● About this task
The expected output is each line in the data below that includes the string "USDT".

● Supplied material
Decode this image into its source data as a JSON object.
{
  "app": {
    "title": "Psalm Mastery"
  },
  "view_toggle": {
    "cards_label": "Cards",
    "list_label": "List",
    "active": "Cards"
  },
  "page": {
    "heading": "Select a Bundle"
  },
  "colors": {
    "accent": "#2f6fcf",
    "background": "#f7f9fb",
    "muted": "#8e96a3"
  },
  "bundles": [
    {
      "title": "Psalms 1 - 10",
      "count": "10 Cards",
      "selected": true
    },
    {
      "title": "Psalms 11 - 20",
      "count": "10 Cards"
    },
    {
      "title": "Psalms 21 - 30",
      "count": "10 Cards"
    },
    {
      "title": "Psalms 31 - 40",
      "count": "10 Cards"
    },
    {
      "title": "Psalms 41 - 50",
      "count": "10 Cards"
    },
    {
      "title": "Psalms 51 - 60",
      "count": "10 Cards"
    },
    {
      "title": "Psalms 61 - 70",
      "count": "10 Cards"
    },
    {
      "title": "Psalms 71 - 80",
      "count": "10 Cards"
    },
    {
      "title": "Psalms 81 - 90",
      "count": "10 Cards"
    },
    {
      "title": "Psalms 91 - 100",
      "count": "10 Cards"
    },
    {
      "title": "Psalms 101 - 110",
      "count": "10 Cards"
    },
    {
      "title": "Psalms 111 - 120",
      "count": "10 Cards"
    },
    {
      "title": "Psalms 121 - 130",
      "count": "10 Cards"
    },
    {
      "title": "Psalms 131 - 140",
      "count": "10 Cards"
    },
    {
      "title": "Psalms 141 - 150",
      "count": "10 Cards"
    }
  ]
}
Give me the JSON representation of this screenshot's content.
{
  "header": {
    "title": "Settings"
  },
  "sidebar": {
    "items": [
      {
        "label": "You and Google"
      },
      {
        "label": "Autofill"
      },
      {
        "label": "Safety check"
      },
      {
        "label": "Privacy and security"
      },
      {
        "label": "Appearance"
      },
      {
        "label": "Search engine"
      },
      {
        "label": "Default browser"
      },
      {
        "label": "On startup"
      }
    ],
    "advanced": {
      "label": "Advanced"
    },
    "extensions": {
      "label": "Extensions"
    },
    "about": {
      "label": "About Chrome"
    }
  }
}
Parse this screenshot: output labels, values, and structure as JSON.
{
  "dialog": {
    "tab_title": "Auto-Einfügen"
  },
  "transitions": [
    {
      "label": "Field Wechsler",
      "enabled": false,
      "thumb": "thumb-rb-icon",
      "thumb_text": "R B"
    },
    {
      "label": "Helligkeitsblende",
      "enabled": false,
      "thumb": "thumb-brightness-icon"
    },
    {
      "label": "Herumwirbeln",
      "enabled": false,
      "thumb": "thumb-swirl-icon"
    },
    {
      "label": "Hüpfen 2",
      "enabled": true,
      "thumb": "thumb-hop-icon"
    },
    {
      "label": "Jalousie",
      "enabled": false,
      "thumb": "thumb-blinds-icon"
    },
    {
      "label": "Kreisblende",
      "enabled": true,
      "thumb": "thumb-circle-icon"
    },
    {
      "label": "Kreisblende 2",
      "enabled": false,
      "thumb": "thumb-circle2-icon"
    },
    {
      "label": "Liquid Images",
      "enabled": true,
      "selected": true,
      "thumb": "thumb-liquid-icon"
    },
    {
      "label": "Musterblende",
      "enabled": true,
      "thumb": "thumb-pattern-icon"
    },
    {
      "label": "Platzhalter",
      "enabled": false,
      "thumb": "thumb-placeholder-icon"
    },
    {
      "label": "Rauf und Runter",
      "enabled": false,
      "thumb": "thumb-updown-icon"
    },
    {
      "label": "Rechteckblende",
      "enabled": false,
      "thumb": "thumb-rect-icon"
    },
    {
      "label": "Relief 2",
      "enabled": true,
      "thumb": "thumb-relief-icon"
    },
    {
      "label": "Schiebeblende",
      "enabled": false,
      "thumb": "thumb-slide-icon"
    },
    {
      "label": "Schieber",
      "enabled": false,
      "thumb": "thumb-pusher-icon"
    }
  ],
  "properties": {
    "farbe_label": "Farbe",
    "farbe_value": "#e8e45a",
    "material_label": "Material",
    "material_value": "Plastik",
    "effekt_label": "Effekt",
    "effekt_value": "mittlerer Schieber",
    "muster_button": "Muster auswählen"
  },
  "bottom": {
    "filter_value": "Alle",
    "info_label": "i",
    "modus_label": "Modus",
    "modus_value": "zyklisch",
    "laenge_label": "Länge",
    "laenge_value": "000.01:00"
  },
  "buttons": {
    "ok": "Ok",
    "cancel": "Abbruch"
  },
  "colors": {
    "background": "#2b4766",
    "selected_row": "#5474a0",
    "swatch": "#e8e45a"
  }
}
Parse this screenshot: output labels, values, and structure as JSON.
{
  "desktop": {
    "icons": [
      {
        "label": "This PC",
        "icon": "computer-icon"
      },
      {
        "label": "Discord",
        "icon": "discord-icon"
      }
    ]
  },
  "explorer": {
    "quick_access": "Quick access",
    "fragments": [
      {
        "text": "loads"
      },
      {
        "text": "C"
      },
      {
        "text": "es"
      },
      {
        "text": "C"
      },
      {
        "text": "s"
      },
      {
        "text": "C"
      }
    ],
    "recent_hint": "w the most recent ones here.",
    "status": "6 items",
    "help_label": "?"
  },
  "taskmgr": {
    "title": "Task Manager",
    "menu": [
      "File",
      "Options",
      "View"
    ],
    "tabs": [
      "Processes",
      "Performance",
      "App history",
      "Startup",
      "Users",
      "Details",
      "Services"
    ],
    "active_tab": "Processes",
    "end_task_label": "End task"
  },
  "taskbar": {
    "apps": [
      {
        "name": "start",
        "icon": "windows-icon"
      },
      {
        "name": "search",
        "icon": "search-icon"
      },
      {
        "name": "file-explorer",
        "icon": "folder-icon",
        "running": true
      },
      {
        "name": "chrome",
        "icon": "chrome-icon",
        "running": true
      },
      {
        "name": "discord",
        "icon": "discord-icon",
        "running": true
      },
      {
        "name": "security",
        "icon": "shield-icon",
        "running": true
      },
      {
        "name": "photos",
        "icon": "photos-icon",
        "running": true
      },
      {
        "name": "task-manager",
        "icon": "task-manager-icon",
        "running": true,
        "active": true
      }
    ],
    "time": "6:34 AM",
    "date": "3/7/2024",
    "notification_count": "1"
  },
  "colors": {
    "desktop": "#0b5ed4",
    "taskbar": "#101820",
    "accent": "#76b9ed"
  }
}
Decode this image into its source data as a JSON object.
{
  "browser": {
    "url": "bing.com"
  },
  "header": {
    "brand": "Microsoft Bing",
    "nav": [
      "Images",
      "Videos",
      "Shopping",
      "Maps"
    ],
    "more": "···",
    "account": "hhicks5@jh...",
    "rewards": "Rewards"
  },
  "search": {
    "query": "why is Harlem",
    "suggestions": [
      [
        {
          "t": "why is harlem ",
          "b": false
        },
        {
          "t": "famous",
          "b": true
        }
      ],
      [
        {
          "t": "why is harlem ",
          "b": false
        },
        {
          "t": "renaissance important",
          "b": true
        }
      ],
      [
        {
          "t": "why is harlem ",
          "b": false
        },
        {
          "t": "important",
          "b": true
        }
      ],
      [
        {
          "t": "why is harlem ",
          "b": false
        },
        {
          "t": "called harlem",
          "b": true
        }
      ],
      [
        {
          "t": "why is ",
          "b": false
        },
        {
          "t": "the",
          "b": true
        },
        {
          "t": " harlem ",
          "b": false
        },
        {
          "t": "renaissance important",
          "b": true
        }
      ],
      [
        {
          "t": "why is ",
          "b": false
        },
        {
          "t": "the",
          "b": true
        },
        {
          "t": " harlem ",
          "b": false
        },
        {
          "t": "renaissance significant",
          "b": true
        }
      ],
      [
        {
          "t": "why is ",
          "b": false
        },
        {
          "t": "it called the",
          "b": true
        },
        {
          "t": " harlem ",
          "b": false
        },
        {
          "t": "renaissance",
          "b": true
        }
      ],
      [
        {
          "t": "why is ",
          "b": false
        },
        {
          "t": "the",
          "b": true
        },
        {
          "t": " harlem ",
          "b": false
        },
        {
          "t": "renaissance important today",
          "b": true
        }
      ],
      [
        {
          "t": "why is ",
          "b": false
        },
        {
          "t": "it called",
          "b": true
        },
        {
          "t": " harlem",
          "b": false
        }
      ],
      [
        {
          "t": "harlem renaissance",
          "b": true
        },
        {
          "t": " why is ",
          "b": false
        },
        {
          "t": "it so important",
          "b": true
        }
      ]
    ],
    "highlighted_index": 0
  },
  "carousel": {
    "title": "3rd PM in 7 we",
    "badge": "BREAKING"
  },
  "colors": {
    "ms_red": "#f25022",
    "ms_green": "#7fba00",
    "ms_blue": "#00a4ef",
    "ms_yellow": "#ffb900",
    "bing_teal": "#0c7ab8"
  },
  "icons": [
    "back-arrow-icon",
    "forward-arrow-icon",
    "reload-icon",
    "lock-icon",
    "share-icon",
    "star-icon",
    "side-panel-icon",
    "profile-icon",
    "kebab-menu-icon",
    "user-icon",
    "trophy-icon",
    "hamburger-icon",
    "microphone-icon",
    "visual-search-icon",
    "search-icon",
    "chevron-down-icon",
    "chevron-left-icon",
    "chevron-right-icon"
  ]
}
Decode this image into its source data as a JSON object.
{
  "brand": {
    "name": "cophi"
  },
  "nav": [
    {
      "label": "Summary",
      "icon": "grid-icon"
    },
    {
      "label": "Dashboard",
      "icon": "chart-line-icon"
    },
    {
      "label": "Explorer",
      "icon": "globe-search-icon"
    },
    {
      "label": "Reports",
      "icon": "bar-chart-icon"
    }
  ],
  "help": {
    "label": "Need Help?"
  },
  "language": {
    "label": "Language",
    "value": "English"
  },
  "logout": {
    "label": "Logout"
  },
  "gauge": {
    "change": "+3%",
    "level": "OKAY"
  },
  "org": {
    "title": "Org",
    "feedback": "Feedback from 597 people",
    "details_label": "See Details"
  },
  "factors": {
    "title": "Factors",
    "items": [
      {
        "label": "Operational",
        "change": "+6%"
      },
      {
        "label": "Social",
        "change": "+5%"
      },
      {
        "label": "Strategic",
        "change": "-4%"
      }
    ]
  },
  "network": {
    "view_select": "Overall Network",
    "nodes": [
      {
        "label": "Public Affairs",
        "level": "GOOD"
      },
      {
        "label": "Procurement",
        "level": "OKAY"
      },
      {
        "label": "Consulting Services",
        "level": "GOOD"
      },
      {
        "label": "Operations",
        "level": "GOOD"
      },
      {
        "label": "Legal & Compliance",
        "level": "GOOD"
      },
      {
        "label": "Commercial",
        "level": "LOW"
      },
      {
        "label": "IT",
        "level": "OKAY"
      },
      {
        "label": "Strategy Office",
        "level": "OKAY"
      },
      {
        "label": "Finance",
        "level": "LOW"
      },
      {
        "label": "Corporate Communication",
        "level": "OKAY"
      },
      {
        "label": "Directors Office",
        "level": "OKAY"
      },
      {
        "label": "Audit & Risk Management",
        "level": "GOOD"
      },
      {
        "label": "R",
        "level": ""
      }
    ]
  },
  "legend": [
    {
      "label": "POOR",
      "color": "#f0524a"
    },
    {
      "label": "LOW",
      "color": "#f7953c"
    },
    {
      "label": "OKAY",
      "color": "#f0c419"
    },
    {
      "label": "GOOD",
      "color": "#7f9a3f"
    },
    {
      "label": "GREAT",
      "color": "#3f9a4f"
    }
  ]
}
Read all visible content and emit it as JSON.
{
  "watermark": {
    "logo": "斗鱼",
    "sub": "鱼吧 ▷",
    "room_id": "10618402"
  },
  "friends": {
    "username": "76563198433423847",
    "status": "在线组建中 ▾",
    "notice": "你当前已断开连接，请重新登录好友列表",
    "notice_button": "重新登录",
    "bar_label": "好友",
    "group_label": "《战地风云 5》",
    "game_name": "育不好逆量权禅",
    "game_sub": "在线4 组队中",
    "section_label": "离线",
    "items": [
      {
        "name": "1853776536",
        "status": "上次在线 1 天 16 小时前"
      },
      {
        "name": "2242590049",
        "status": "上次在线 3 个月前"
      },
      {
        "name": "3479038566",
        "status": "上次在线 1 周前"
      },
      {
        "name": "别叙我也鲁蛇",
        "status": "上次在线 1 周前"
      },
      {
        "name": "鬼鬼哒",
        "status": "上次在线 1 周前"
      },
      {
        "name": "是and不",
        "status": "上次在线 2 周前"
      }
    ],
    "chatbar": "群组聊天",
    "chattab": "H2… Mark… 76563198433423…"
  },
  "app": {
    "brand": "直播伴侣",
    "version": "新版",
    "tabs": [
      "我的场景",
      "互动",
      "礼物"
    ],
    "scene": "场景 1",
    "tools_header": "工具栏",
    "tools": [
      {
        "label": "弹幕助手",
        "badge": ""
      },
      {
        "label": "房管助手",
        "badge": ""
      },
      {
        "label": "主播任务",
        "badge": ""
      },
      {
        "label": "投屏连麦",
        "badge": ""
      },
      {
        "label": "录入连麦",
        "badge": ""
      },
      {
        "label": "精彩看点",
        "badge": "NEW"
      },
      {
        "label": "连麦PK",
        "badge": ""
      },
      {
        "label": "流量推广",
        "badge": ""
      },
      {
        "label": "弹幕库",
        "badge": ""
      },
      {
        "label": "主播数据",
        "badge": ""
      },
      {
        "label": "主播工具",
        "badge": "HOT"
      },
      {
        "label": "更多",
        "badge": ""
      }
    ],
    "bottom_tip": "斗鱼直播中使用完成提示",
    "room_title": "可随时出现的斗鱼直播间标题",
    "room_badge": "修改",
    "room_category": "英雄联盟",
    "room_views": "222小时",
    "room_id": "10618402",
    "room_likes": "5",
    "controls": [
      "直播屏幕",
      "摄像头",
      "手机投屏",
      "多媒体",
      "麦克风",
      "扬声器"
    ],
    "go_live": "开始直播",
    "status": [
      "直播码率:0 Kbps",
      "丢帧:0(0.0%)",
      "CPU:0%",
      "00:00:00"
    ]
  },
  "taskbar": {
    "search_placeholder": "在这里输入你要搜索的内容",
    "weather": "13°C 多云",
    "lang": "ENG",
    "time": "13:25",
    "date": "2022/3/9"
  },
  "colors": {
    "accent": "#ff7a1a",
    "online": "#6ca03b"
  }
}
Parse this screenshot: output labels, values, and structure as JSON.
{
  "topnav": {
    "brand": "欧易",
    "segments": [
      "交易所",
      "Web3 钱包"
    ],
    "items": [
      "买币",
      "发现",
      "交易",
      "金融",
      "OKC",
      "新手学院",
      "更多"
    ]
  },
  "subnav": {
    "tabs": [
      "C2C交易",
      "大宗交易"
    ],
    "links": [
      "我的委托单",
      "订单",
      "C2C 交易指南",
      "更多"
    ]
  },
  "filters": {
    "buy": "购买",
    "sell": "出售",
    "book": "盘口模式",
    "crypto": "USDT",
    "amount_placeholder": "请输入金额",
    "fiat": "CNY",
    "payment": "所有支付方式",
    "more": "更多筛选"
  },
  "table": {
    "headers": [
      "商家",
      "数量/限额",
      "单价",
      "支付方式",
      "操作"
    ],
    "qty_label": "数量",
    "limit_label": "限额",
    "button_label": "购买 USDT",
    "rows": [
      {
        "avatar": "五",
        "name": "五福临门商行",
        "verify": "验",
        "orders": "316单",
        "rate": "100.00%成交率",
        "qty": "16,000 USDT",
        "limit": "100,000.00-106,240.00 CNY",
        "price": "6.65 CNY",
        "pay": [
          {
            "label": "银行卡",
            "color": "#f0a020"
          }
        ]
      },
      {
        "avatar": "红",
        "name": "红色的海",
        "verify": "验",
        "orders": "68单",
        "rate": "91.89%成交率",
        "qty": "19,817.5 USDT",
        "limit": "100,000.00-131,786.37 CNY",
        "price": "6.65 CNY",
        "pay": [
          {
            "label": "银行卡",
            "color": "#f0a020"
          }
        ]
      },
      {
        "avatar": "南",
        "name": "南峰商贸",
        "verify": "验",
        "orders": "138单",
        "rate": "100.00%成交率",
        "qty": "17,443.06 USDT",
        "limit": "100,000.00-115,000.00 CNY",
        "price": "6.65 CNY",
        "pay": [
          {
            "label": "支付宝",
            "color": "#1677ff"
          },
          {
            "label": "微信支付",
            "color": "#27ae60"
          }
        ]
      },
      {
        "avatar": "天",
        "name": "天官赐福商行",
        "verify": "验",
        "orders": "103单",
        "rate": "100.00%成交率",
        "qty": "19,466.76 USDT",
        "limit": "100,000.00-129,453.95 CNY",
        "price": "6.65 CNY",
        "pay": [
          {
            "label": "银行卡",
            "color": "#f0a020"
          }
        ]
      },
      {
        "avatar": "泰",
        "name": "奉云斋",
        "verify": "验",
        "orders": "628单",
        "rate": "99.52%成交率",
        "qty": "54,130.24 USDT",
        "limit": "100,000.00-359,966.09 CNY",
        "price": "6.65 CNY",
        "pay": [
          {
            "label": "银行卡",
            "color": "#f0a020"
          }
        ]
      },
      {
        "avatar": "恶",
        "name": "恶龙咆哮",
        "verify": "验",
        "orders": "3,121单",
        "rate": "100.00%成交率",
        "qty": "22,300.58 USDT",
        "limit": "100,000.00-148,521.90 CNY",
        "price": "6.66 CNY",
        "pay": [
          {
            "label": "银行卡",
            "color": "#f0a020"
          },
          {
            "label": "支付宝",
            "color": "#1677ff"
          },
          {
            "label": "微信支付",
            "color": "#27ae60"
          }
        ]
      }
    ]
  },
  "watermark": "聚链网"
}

● Response for this exercise
    "crypto": "USDT",
    "button_label": "购买 USDT",
        "qty": "16,000 USDT",
        "qty": "19,817.5 USDT",
        "qty": "17,443.06 USDT",
        "qty": "19,466.76 USDT",
        "qty": "54,130.24 USDT",
        "qty": "22,300.58 USDT",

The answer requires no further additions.